Mar
28
2016
0

You Can Spend Down Resources for Medi-Cal Eligibility

For eligibility for Medi-Cal, you cannot have more than $2,000 in non-qualified assets in your name by the end of the month that you want to be eligible. So, if you apply for Medi-Cal on April 1, 2016, you must be down to $2,000 in assets by April 30, 2016. In addition to the $2,000, you can have any amount of qualified assets, like IRAs. Under the Medi-Cal regulations, you can spend down your assets for anything for yourself, to create eligibility. For instance, you pay for  a new roof on your home, remodel your home, pay off bills, buy new clothes, pay down your mortgage, etc. Keep your receipts so that you can document your expenditures to Medi-Cal. If you are considering going into a nursing home and then applying for Medi-Cal, you should consider spending down your assets after you have applied to the facility, and have privately paid for awhile. You should keep in mind that if you have been admitted to a Medi-Cal certified facility, and have privately paid, you cannot by law be evicted or transferred from the facility because you want to change from a private pay patient to a Medi-Cal patient.

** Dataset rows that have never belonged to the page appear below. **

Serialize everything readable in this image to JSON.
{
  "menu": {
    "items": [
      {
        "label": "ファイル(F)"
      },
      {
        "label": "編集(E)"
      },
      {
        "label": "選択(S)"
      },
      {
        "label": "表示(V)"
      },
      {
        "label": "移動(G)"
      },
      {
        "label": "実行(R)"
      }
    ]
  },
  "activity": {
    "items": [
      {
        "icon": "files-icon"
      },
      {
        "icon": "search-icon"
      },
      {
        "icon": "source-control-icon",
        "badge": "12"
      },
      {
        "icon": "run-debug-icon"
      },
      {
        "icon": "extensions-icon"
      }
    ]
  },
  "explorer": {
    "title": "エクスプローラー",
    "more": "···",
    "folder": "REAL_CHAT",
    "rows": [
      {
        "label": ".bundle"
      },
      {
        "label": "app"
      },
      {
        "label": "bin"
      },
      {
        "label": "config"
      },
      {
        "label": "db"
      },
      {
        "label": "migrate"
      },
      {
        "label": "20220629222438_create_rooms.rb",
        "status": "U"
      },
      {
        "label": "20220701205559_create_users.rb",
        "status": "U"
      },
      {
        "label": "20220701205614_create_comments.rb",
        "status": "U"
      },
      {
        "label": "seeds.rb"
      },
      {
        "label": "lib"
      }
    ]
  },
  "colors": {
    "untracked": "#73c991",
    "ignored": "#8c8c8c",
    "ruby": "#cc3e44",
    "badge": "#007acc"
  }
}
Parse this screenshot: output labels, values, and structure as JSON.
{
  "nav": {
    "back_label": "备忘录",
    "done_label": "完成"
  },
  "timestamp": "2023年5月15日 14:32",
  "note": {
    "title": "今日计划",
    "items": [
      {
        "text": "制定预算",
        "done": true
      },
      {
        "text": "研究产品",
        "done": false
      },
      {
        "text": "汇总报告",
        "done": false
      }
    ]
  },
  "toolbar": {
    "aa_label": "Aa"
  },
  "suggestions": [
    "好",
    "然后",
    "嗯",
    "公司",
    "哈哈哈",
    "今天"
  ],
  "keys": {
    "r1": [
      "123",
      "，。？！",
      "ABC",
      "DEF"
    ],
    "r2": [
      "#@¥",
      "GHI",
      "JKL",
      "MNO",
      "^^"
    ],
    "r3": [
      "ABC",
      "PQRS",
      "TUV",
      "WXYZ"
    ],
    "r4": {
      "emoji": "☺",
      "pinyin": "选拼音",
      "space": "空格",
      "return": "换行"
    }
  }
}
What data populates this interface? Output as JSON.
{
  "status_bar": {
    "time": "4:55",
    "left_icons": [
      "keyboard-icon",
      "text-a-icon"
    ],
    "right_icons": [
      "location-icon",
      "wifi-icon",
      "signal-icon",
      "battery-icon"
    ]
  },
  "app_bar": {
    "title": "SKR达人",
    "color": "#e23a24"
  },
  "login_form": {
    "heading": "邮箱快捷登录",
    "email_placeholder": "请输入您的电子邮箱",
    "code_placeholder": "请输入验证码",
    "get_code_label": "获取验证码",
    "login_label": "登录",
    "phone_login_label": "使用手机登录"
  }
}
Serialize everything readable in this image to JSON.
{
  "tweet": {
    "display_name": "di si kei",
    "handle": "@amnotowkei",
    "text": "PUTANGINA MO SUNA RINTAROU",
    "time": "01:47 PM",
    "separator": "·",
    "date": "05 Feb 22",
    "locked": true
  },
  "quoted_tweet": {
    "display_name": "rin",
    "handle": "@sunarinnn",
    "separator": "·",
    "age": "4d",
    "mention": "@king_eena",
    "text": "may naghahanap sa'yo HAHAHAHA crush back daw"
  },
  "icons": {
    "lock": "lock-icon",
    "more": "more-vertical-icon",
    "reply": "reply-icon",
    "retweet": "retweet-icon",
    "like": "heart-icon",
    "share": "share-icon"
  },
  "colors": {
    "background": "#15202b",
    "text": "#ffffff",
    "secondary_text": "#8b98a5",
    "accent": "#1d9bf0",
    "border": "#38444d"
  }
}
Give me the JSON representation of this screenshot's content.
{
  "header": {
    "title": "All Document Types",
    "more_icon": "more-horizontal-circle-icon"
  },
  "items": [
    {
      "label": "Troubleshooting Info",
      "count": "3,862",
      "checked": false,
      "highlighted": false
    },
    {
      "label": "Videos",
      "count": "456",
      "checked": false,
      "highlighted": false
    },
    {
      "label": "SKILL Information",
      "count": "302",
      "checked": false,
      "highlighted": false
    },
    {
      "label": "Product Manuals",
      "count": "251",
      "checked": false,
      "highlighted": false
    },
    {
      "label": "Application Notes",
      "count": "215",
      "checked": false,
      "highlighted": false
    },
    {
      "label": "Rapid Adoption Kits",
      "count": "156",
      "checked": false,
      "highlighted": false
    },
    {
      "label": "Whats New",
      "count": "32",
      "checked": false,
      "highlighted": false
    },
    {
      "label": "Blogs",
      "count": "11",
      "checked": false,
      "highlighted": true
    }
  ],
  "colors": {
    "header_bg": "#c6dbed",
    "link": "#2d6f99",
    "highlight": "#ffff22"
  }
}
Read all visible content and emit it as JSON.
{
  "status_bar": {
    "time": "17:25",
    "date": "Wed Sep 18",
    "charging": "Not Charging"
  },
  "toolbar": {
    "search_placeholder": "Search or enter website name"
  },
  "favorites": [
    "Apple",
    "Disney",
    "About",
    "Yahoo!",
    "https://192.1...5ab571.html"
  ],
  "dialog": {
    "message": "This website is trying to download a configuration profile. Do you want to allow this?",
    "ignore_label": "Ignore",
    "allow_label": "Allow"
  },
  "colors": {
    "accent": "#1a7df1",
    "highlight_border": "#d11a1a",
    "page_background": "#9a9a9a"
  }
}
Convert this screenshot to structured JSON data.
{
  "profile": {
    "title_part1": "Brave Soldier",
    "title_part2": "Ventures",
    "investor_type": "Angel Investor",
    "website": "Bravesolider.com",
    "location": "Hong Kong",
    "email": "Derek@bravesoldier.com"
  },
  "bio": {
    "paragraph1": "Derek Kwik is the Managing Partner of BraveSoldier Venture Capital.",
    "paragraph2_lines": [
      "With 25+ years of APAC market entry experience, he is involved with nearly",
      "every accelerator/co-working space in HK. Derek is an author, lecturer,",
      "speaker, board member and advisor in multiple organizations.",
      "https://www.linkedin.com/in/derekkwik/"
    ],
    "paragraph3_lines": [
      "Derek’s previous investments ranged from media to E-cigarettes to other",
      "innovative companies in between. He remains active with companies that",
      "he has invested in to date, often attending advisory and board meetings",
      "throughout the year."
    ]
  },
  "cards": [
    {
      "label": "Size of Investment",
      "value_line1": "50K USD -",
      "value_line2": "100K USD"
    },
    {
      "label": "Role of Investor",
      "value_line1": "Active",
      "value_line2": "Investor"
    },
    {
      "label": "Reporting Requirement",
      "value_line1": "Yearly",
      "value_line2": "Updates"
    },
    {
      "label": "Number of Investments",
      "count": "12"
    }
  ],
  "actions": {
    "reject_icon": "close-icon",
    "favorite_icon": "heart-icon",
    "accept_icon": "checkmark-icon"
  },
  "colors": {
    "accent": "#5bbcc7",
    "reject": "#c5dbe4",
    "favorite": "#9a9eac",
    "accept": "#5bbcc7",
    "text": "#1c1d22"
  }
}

This information is not to be taken as legal advice, and you are encouraged to see your elder law attorney. At the Law Offices of Michael J. Young, at 1931 San Miguel Dr., Ste. 220, Walnut Creek, CA www.WalnutCreekElderLaw, 925-256-0298, lawyoung1@gmail.com we practice Elder Law and we help Baby Boomers, Seniors and families through their Elder Care Journey. We help families with long-term care planning, asset-protection plans, comprehensive estate planning, wills, trusts and powers of attorney. We also help Baby Boomers and families get their “Ducks in a Row” in order help them qualify for Medi-Cal and the VA Aid & Attendance Improved Pension benefit.

Mar
15
2016
0

Medi-Cal and Life Insurance Recovery

If you die after having been on Medi-Cal, the state can only recover what is left in your estate at the time of your death. Whatever is in your revocable living trust when you die, is recoverable by Medi-Cal because that is part of your estate. That is why we reserve powers in the revocable living trust and financial powers of attorney to transfer assets out of your trust during your life in order to avoid state recovery.

If you have life insurance and you die, your beneficiary, such as your spouse or a child, will receive the death benefit. This death benefit to your spouse or child is not recoverable by Medi-Cal. However, if you name your revocable living trust as the beneficiary of your life insurance policy, the death benefit will be funded into your revocable living trust when you die. This death benefit will be “in your estate” when you die, and therefore recoverable by Medi-Cal. As a result, if you think you may be applying for Medi-Cal at some date in the future, you should name a person or persons to be the beneficiary of your life insurance policy.

This information is not to be taken as legal advice, and you are encouraged to see your elder law attorney. At the Law Offices of Michael J. Young, at 1931 San Miguel Dr., Ste. 220, Walnut Creek, CA www.WalnutCreekElderLaw, 925-256-0298, lawyoung1@gmail.com we practice Elder Law and we help Baby Boomers, Seniors and families through their Elder Care Journey. We help families with long-term care planning, asset-protection plans, comprehensive estate planning, wills, trusts and powers of attorney. We also help Baby Boomers and families get their “Ducks in a Row” in order help them qualify for Medi-Cal and the VA Aid & Attendance Improved Pension benefit.

Powered by WordPress | Theme: Aeros 2.0 by TheBuckmaker.com